----- Record set -----

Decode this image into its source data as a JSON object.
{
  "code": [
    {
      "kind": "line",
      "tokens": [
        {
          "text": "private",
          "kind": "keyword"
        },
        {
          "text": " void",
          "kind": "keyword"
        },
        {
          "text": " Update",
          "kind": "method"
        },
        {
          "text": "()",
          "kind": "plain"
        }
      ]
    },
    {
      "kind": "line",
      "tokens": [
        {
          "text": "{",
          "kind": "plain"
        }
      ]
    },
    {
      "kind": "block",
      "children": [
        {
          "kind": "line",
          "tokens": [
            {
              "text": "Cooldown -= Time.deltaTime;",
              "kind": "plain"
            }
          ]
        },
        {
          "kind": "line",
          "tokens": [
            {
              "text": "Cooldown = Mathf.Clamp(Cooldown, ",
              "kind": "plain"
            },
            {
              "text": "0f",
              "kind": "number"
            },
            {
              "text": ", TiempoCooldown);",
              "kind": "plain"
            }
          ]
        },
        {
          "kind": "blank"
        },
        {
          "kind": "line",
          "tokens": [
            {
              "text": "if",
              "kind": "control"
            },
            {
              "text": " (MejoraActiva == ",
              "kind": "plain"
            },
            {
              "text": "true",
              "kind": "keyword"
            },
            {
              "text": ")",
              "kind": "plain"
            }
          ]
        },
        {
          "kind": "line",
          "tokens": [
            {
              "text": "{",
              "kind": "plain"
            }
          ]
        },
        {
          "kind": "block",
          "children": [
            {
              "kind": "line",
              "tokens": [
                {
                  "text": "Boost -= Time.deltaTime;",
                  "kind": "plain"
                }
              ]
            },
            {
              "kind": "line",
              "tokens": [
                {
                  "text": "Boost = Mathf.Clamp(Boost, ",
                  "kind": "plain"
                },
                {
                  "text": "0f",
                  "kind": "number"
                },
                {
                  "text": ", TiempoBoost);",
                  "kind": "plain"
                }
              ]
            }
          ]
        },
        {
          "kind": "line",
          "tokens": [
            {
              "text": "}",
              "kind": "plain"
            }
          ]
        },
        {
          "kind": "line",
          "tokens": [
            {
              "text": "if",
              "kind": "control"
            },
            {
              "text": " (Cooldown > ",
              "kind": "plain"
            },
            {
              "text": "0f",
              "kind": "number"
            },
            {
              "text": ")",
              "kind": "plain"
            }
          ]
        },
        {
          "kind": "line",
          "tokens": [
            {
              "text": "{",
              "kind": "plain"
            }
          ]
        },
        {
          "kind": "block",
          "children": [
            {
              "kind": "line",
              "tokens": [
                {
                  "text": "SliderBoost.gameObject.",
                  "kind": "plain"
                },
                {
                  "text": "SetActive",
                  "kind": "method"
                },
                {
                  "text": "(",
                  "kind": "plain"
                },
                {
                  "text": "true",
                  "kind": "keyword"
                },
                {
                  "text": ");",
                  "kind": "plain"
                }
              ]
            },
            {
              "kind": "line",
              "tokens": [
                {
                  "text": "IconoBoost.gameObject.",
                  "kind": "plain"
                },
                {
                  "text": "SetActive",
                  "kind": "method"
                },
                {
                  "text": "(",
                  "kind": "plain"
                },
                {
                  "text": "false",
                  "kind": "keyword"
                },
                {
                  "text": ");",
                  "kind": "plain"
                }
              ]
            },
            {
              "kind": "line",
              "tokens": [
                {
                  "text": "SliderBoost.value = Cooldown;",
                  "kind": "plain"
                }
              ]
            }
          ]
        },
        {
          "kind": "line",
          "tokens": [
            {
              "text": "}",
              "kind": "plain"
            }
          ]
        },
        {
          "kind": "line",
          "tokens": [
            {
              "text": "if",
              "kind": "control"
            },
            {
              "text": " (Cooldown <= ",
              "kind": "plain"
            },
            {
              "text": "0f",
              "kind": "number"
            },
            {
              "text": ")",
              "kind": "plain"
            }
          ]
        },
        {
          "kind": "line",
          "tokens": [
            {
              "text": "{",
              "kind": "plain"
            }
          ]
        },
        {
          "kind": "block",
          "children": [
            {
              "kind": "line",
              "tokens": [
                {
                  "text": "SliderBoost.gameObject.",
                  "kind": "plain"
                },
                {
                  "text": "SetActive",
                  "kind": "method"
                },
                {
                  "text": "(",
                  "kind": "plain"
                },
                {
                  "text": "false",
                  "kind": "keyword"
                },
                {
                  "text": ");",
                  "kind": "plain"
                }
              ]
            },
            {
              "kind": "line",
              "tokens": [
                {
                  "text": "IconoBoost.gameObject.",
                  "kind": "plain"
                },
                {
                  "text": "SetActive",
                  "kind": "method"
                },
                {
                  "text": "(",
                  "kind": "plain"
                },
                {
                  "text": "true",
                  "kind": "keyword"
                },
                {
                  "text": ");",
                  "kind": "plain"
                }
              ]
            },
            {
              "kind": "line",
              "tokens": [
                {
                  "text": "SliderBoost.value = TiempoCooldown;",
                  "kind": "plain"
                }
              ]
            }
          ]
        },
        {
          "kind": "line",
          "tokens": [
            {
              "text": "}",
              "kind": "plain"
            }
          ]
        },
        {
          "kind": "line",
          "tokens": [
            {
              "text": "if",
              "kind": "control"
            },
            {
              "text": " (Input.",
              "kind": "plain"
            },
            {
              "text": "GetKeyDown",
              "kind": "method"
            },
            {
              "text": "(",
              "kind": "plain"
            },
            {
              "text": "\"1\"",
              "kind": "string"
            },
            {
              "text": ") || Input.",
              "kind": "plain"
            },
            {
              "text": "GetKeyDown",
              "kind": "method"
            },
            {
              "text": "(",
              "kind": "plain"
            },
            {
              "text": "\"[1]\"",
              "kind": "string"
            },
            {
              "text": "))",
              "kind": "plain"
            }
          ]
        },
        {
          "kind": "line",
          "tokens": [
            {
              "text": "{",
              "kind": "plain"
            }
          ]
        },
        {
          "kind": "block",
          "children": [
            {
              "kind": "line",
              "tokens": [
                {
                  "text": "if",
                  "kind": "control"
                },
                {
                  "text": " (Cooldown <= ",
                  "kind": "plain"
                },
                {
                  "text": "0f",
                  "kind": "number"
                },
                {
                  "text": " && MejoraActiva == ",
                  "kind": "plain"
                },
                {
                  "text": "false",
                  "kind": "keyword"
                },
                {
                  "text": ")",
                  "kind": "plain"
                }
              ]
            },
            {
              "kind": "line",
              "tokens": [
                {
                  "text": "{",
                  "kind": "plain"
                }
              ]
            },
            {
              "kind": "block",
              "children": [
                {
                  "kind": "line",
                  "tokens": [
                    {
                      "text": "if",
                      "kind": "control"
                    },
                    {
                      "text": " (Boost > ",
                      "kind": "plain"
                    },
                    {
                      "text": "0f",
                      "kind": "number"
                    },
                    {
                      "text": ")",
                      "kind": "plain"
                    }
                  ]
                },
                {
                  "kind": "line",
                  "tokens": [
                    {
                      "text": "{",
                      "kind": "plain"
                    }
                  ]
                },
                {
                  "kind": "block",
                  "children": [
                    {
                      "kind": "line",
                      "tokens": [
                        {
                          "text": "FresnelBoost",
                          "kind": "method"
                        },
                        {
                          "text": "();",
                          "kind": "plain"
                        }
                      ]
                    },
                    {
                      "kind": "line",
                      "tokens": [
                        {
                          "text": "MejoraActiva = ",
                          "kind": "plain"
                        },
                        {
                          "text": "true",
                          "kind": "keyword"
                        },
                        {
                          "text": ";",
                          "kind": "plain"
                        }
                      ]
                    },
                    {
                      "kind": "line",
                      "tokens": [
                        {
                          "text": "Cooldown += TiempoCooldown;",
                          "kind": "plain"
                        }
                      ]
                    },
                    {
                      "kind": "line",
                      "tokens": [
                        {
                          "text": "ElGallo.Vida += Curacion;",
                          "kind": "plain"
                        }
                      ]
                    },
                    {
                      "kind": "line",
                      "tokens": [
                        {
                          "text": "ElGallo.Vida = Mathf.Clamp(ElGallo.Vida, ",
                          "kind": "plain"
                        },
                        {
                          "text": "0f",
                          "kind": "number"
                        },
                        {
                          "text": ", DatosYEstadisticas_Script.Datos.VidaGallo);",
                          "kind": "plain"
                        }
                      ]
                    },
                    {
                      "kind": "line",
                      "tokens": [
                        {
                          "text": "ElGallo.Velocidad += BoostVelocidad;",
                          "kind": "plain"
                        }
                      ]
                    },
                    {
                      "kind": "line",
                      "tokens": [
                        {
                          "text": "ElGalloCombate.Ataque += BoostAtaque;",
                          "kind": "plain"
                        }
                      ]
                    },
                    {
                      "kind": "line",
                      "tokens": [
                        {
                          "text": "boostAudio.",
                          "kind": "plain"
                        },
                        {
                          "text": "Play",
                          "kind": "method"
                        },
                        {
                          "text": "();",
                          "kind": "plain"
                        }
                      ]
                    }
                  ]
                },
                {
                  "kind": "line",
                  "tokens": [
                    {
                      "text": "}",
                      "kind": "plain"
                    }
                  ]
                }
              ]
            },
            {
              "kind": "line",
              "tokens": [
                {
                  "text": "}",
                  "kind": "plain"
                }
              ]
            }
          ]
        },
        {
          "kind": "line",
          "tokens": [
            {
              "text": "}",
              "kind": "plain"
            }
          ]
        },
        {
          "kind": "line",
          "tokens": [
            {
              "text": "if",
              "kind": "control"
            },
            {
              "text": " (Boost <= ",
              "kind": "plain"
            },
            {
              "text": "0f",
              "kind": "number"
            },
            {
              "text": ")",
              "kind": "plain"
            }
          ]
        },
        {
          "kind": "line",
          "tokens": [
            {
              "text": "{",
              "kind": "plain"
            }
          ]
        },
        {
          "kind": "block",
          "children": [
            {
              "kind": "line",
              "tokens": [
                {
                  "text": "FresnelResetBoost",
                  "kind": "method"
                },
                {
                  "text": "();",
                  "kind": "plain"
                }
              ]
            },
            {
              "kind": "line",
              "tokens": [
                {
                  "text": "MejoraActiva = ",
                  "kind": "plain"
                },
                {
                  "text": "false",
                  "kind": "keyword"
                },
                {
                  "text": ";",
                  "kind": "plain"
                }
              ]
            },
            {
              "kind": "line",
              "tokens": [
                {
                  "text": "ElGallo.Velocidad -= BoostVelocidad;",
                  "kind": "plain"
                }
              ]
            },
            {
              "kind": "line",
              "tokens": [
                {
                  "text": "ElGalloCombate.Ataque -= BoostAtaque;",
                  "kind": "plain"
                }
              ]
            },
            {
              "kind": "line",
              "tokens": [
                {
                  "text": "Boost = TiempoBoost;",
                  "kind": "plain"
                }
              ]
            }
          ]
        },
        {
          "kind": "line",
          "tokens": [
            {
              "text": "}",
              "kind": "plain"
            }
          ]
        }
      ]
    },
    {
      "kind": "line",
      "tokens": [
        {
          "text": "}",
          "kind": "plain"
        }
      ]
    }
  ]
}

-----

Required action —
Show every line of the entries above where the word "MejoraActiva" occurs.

Response for this exercise —
              "text": " (MejoraActiva == ",
                  "text": " && MejoraActiva == ",
                          "text": "MejoraActiva = ",
                  "text": "MejoraActiva = ",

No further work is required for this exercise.